- [Web page and app entries]
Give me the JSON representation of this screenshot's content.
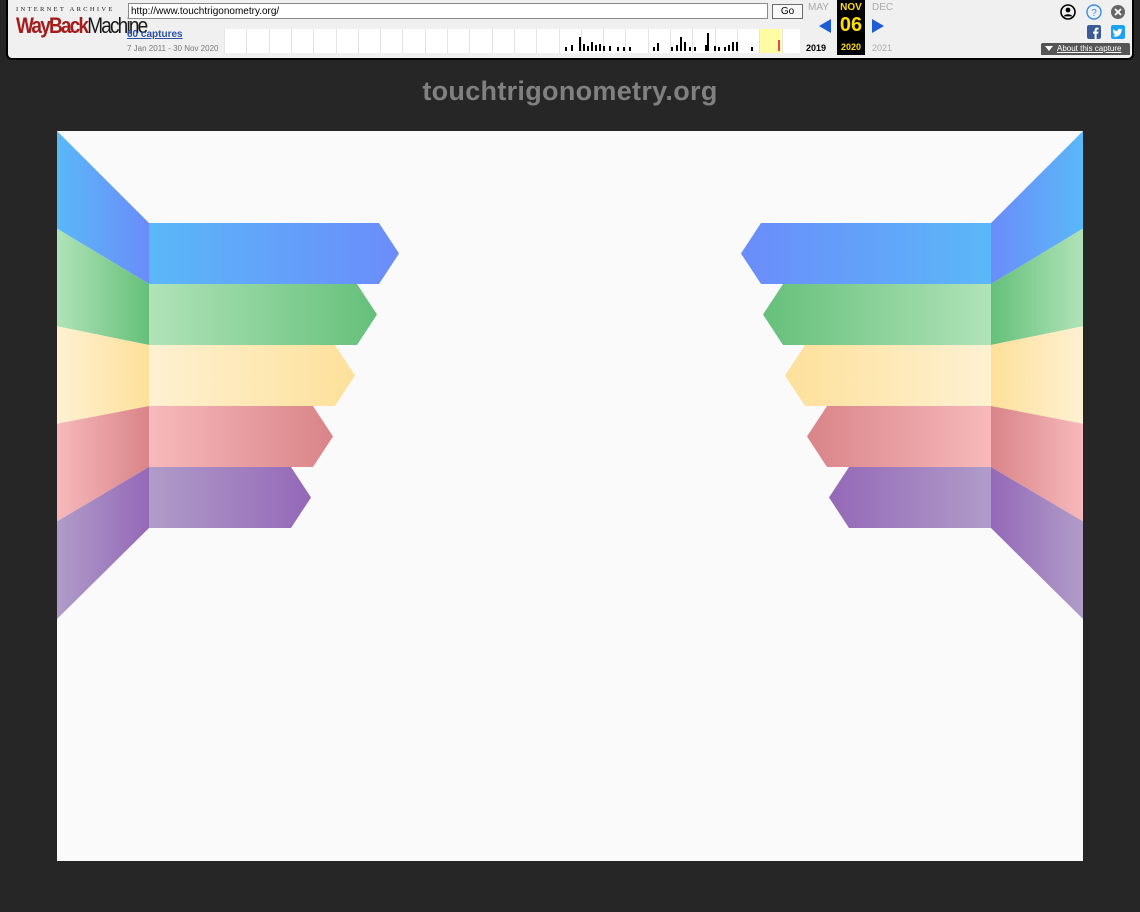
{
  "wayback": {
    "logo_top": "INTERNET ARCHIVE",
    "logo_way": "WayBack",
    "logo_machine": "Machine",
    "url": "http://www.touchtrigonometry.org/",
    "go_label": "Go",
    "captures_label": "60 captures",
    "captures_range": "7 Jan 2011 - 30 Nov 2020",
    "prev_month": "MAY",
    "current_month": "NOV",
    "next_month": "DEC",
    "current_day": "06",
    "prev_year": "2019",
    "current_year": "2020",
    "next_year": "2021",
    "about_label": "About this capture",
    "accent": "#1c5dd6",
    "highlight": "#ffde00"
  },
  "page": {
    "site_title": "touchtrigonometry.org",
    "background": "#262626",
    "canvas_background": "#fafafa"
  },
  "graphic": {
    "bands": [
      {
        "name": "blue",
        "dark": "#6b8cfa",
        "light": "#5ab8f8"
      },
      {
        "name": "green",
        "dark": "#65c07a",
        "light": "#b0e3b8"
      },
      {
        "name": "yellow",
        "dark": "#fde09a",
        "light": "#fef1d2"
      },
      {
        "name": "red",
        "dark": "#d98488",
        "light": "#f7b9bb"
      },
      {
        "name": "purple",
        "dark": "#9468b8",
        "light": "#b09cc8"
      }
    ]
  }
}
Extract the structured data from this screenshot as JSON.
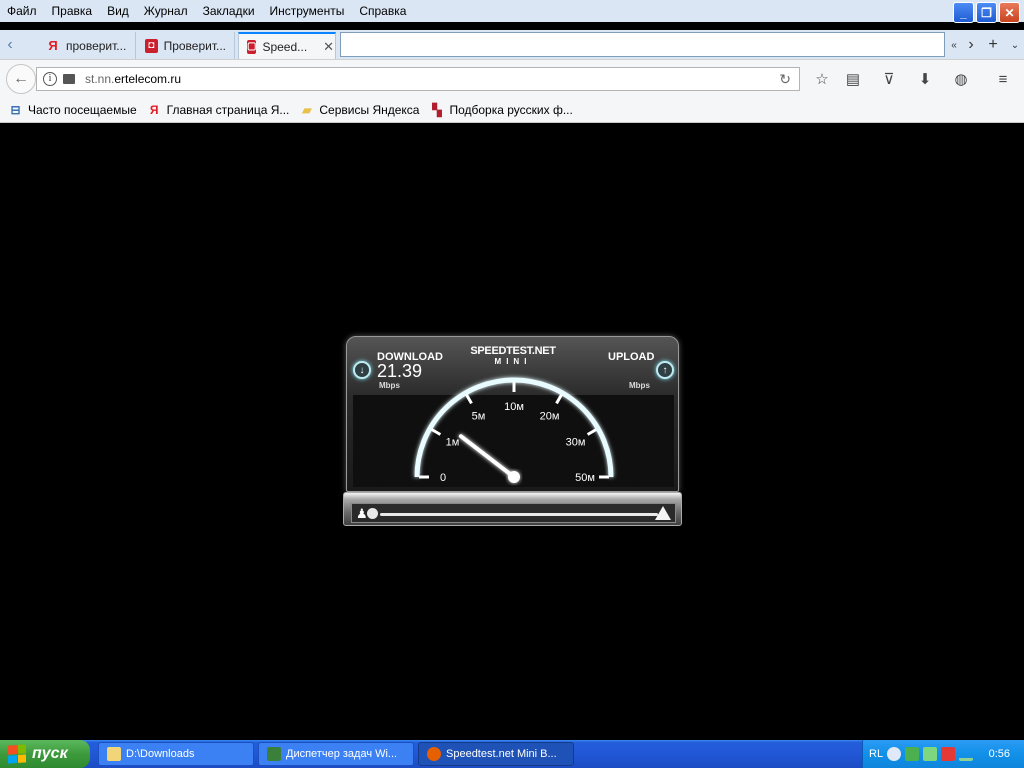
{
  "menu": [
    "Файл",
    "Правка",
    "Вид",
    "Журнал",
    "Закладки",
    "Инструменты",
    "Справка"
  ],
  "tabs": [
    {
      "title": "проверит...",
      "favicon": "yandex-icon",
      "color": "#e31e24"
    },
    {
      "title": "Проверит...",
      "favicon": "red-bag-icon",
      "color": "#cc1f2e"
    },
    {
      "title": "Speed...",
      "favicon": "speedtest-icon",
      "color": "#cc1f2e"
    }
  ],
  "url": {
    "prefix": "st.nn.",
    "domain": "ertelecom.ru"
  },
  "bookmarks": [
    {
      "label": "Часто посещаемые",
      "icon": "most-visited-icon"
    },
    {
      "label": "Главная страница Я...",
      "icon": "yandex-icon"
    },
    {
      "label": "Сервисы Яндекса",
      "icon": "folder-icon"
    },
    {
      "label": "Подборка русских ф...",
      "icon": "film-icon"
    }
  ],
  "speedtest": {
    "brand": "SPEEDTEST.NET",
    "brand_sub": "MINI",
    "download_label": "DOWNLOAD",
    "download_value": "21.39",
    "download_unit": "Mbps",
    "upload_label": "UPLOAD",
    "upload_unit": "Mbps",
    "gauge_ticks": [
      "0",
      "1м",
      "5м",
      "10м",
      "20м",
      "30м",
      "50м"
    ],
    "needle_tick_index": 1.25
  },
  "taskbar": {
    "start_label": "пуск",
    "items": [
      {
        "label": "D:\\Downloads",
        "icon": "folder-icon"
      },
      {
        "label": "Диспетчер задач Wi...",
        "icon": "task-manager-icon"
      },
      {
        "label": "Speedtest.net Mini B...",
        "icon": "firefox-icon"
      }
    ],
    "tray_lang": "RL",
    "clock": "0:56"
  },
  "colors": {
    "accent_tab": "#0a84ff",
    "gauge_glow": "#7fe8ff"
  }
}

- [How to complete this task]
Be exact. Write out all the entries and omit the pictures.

- [Exercise response]
Give me the JSON representation of this screenshot's content.
{
  "wayback": {
    "logo_top": "INTERNET ARCHIVE",
    "logo_way": "WayBack",
    "logo_machine": "Machine",
    "url": "http://www.touchtrigonometry.org/",
    "go_label": "Go",
    "captures_label": "60 captures",
    "captures_range": "7 Jan 2011 - 30 Nov 2020",
    "prev_month": "MAY",
    "current_month": "NOV",
    "next_month": "DEC",
    "current_day": "06",
    "prev_year": "2019",
    "current_year": "2020",
    "next_year": "2021",
    "about_label": "About this capture",
    "accent": "#1c5dd6",
    "highlight": "#ffde00"
  },
  "page": {
    "site_title": "touchtrigonometry.org",
    "background": "#262626",
    "canvas_background": "#fafafa"
  },
  "graphic": {
    "bands": [
      {
        "name": "blue",
        "dark": "#6b8cfa",
        "light": "#5ab8f8"
      },
      {
        "name": "green",
        "dark": "#65c07a",
        "light": "#b0e3b8"
      },
      {
        "name": "yellow",
        "dark": "#fde09a",
        "light": "#fef1d2"
      },
      {
        "name": "red",
        "dark": "#d98488",
        "light": "#f7b9bb"
      },
      {
        "name": "purple",
        "dark": "#9468b8",
        "light": "#b09cc8"
      }
    ]
  }
}
Extract the structured data from this screenshot as JSON.
{
  "menu": [
    "Файл",
    "Правка",
    "Вид",
    "Журнал",
    "Закладки",
    "Инструменты",
    "Справка"
  ],
  "tabs": [
    {
      "title": "проверит...",
      "favicon": "yandex-icon",
      "color": "#e31e24"
    },
    {
      "title": "Проверит...",
      "favicon": "red-bag-icon",
      "color": "#cc1f2e"
    },
    {
      "title": "Speed...",
      "favicon": "speedtest-icon",
      "color": "#cc1f2e"
    }
  ],
  "url": {
    "prefix": "st.nn.",
    "domain": "ertelecom.ru"
  },
  "bookmarks": [
    {
      "label": "Часто посещаемые",
      "icon": "most-visited-icon"
    },
    {
      "label": "Главная страница Я...",
      "icon": "yandex-icon"
    },
    {
      "label": "Сервисы Яндекса",
      "icon": "folder-icon"
    },
    {
      "label": "Подборка русских ф...",
      "icon": "film-icon"
    }
  ],
  "speedtest": {
    "brand": "SPEEDTEST.NET",
    "brand_sub": "MINI",
    "download_label": "DOWNLOAD",
    "download_value": "21.39",
    "download_unit": "Mbps",
    "upload_label": "UPLOAD",
    "upload_unit": "Mbps",
    "gauge_ticks": [
      "0",
      "1м",
      "5м",
      "10м",
      "20м",
      "30м",
      "50м"
    ],
    "needle_tick_index": 1.25
  },
  "taskbar": {
    "start_label": "пуск",
    "items": [
      {
        "label": "D:\\Downloads",
        "icon": "folder-icon"
      },
      {
        "label": "Диспетчер задач Wi...",
        "icon": "task-manager-icon"
      },
      {
        "label": "Speedtest.net Mini B...",
        "icon": "firefox-icon"
      }
    ],
    "tray_lang": "RL",
    "clock": "0:56"
  },
  "colors": {
    "accent_tab": "#0a84ff",
    "gauge_glow": "#7fe8ff"
  }
}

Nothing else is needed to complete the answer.